Normally target is test, but it should be easily understandable if you develop using ant before. This is the target where jenkins will execute. So for your project, open up ant build file and check out the test target. I recommend you click on Advanced... button to see additional configurations which you might need to change. If you ant build file is on the same directory as you configured in Repository URL just now, then you will not need to modify. If you have special configurations which you need to feed into ant build file during jenkins build, specify in properties.

Last step, Post-build Actions, Click on the drop down button Add post-build action, you can add as many action you want but as a starter, a simple email notification would be suffice. That's it and remember to click Save button to save all your configuration!

Go to the dashboard, you should see now your project configured, in the content page, for your project, you click on a drop down button and select Build now, jenkins would check out your project and execute the test target. If you click on the project, you should be able to see the build history on the left menu. This should get you started and by now, you should get a feel on where to go further, so on the left menu, click on Configure and alter advanced configuration and see how it goes!

That's it for this article, I hope you like it.

Sunday, May 25, 2014

Learning continous integration with jenkins

All these while, I have been testing using junit test, manual testings, write script to test, or even trigger test from maven, but as many mentioned, even my buddy recommend me to look into jenkins, a continous integration for software development. Today, we are going to look into it.

So what is jenkins?

Jenkins is an open source continuous integration tool written in Java. The project was forked from Hudson after a dispute with Oracle. Jenkins provides continuous integration services for software development. It is a server-based system running in a servlet container such as Apache Tomcat. It supports SCM tools including AccuRev, CVS, Subversion, Git, Mercurial, Perforce, Clearcase and RTC, and can execute Apache Ant and Apache Maven based projects as well as arbitrary shell scripts and Windows batch commands. The primary developer of Jenkins is Kohsuke Kawaguchi.[2] Released under the MIT License, Jenkins is free software.[3]
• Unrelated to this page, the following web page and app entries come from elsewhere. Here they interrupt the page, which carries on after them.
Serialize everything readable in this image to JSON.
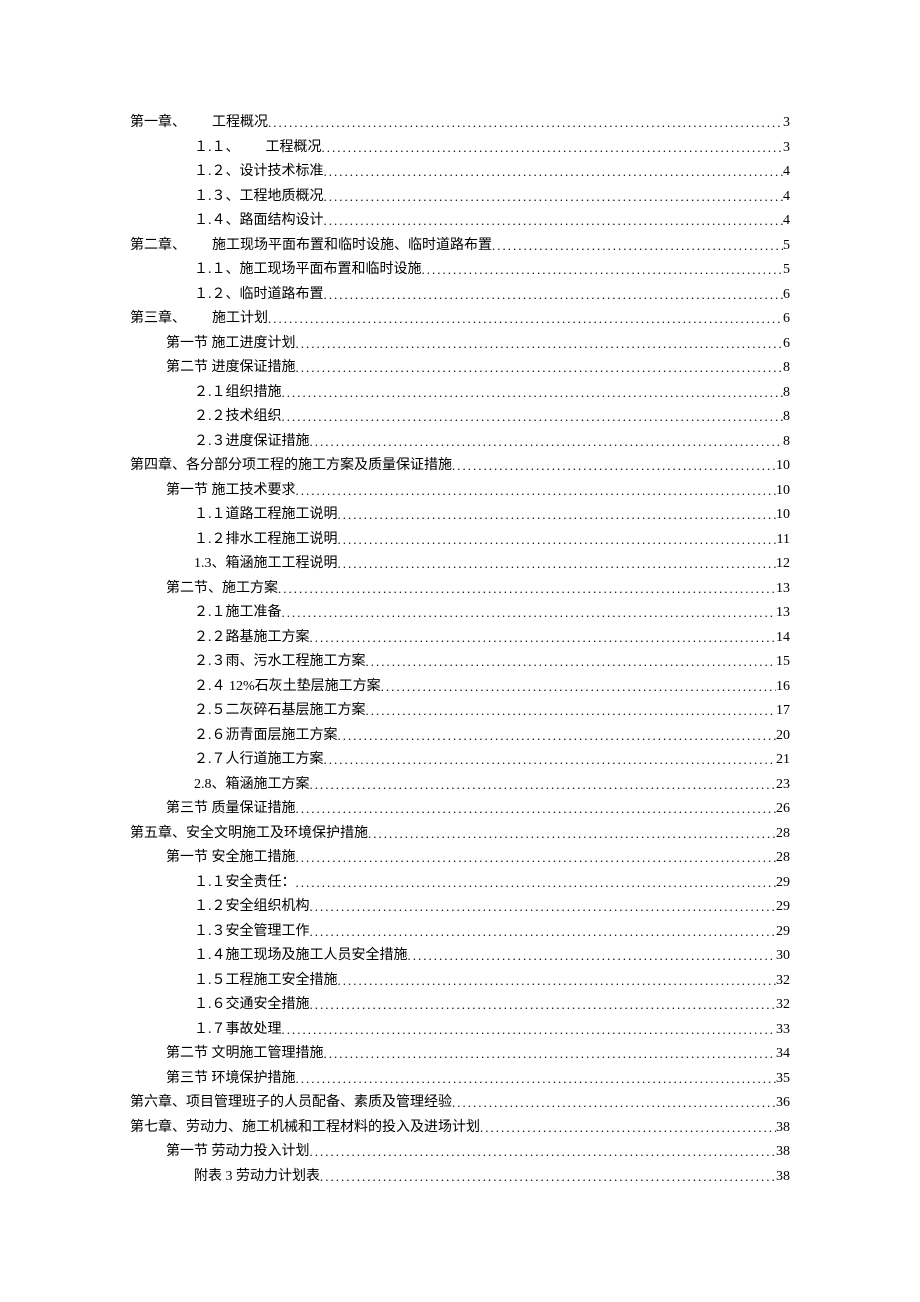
{
  "toc": [
    {
      "level": 0,
      "title": "第一章、",
      "suffix": "工程概况",
      "gap": true,
      "page": "3"
    },
    {
      "level": 2,
      "title": "１.１、",
      "suffix": "工程概况",
      "gap": true,
      "page": "3"
    },
    {
      "level": 2,
      "title": "１.２、设计技术标准",
      "page": "4"
    },
    {
      "level": 2,
      "title": "１.３、工程地质概况",
      "page": "4"
    },
    {
      "level": 2,
      "title": "１.４、路面结构设计",
      "page": "4"
    },
    {
      "level": 0,
      "title": "第二章、",
      "suffix": "施工现场平面布置和临时设施、临时道路布置",
      "gap": true,
      "page": "5"
    },
    {
      "level": 2,
      "title": "１.１、施工现场平面布置和临时设施",
      "page": "5"
    },
    {
      "level": 2,
      "title": "１.２、临时道路布置",
      "page": "6"
    },
    {
      "level": 0,
      "title": "第三章、",
      "suffix": "施工计划",
      "gap": true,
      "page": "6"
    },
    {
      "level": 1,
      "title": "第一节 施工进度计划",
      "page": "6"
    },
    {
      "level": 1,
      "title": "第二节 进度保证措施",
      "page": "8"
    },
    {
      "level": 2,
      "title": "２.１组织措施",
      "page": "8"
    },
    {
      "level": 2,
      "title": "２.２技术组织",
      "page": "8"
    },
    {
      "level": 2,
      "title": "２.３进度保证措施",
      "page": "8"
    },
    {
      "level": 0,
      "title": "第四章、各分部分项工程的施工方案及质量保证措施",
      "page": "10"
    },
    {
      "level": 1,
      "title": "第一节 施工技术要求",
      "page": "10"
    },
    {
      "level": 2,
      "title": "１.１道路工程施工说明",
      "page": "10"
    },
    {
      "level": 2,
      "title": "１.２排水工程施工说明",
      "page": "11"
    },
    {
      "level": 2,
      "title": "1.3、箱涵施工工程说明",
      "page": "12"
    },
    {
      "level": 1,
      "title": "第二节、施工方案",
      "page": "13"
    },
    {
      "level": 2,
      "title": "２.１施工准备",
      "page": "13"
    },
    {
      "level": 2,
      "title": "２.２路基施工方案",
      "page": "14"
    },
    {
      "level": 2,
      "title": "２.３雨、污水工程施工方案",
      "page": "15"
    },
    {
      "level": 2,
      "title": "２.４  12%石灰土垫层施工方案",
      "page": "16"
    },
    {
      "level": 2,
      "title": "２.５二灰碎石基层施工方案",
      "page": "17"
    },
    {
      "level": 2,
      "title": "２.６沥青面层施工方案",
      "page": "20"
    },
    {
      "level": 2,
      "title": "２.７人行道施工方案",
      "page": "21"
    },
    {
      "level": 2,
      "title": "2.8、箱涵施工方案",
      "page": "23"
    },
    {
      "level": 1,
      "title": "第三节 质量保证措施",
      "page": "26"
    },
    {
      "level": 0,
      "title": "第五章、安全文明施工及环境保护措施",
      "page": "28"
    },
    {
      "level": 1,
      "title": "第一节 安全施工措施",
      "page": "28"
    },
    {
      "level": 2,
      "title": "１.１安全责任：",
      "page": "29"
    },
    {
      "level": 2,
      "title": "１.２安全组织机构",
      "page": "29"
    },
    {
      "level": 2,
      "title": "１.３安全管理工作",
      "page": "29"
    },
    {
      "level": 2,
      "title": "１.４施工现场及施工人员安全措施",
      "page": "30"
    },
    {
      "level": 2,
      "title": "１.５工程施工安全措施",
      "page": "32"
    },
    {
      "level": 2,
      "title": "１.６交通安全措施",
      "page": "32"
    },
    {
      "level": 2,
      "title": "１.７事故处理",
      "page": "33"
    },
    {
      "level": 1,
      "title": "第二节 文明施工管理措施",
      "page": "34"
    },
    {
      "level": 1,
      "title": "第三节 环境保护措施",
      "page": "35"
    },
    {
      "level": 0,
      "title": "第六章、项目管理班子的人员配备、素质及管理经验",
      "page": "36"
    },
    {
      "level": 0,
      "title": "第七章、劳动力、施工机械和工程材料的投入及进场计划",
      "page": "38"
    },
    {
      "level": 1,
      "title": "第一节 劳动力投入计划",
      "page": "38"
    },
    {
      "level": 2,
      "title": "附表 3 劳动力计划表",
      "page": "38"
    }
  ]
}
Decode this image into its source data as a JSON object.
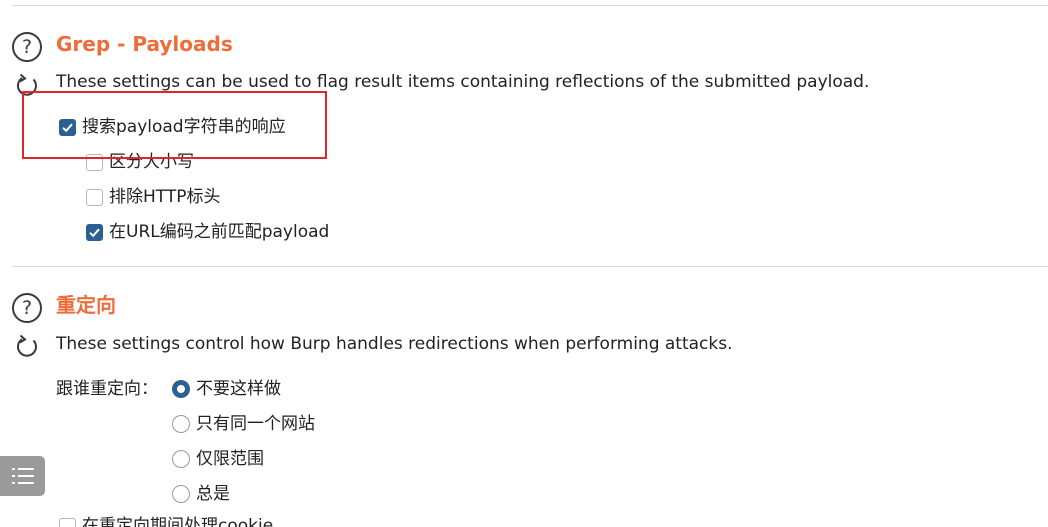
{
  "grep_payloads": {
    "title": "Grep - Payloads",
    "description": "These settings can be used to flag result items containing reflections of the submitted payload.",
    "options": [
      {
        "label": "搜索payload字符串的响应",
        "checked": true
      },
      {
        "label": "区分大小写",
        "checked": false
      },
      {
        "label": "排除HTTP标头",
        "checked": false
      },
      {
        "label": "在URL编码之前匹配payload",
        "checked": true
      }
    ]
  },
  "redirections": {
    "title": "重定向",
    "description": "These settings control how Burp handles redirections when performing attacks.",
    "follow_label": "跟谁重定向：",
    "radio_options": [
      {
        "label": "不要这样做",
        "selected": true
      },
      {
        "label": "只有同一个网站",
        "selected": false
      },
      {
        "label": "仅限范围",
        "selected": false
      },
      {
        "label": "总是",
        "selected": false
      }
    ],
    "cookie_option": {
      "label": "在重定向期间处理cookie",
      "checked": false
    }
  },
  "icons": {
    "help": "help-circle-icon",
    "refresh": "refresh-icon",
    "menu": "list-menu-icon"
  },
  "colors": {
    "title": "#ef6c3b",
    "accent": "#2c5f94",
    "highlight": "#e0252b"
  }
}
Before we continue, let's understand the terminologies of jenkins. Below is the term which you will come across when you started with jenkins but for full list, please check out the link.

JobA runnable task that is controlled / monitored by Jenkins
Completed BuildA build is completed, if it was started and finished with any result, including failed builds.
Successful buildA build is successful when the compilation reported no errors.
NodeRepresents the physical computer running

I guess the simplest way to get yourself into jenkins is just with the command
$ java -jar jenkins.war

from terminal. However, you can also deploy within a servlet container like apache tomcat. Once started, just point your browser to jenkins with url localhost:8080. If default port 8080 is not available, you can specify --httpPort and you can find out other parameters using --help

You can also install jenkins via distribution , e.g.
rpm based distribution
deb based distribution

This article continue with the simple setup. So jenkins stores its files in $HOME/.jenkins. Right now we will create a simple project.

1. click on 'New Item' on the left navigation button.
2. add your project name. example videoOnCloud
3. select 'Build a free-style software project'
4. configure the project. See the attachment.

As a start, let's not configure any version controls system but just a simple script. We wanna learn how jenkins perform its duty. As seen here, there are a few variable configured and if you click on the link 'See the list of available environment variables', it should explain the parameters that I have configured. Go to the landing page and click build now, you should get a blue circle! Of cause, you can configure the build process using maven, ant or windows batch commands. You can also trigger remote build by executing http get to the link http://localhost:8080/job/videoOnCloud/build

So that's it. You should now have very basic using jenkins, try enable version controls system in your build configuration.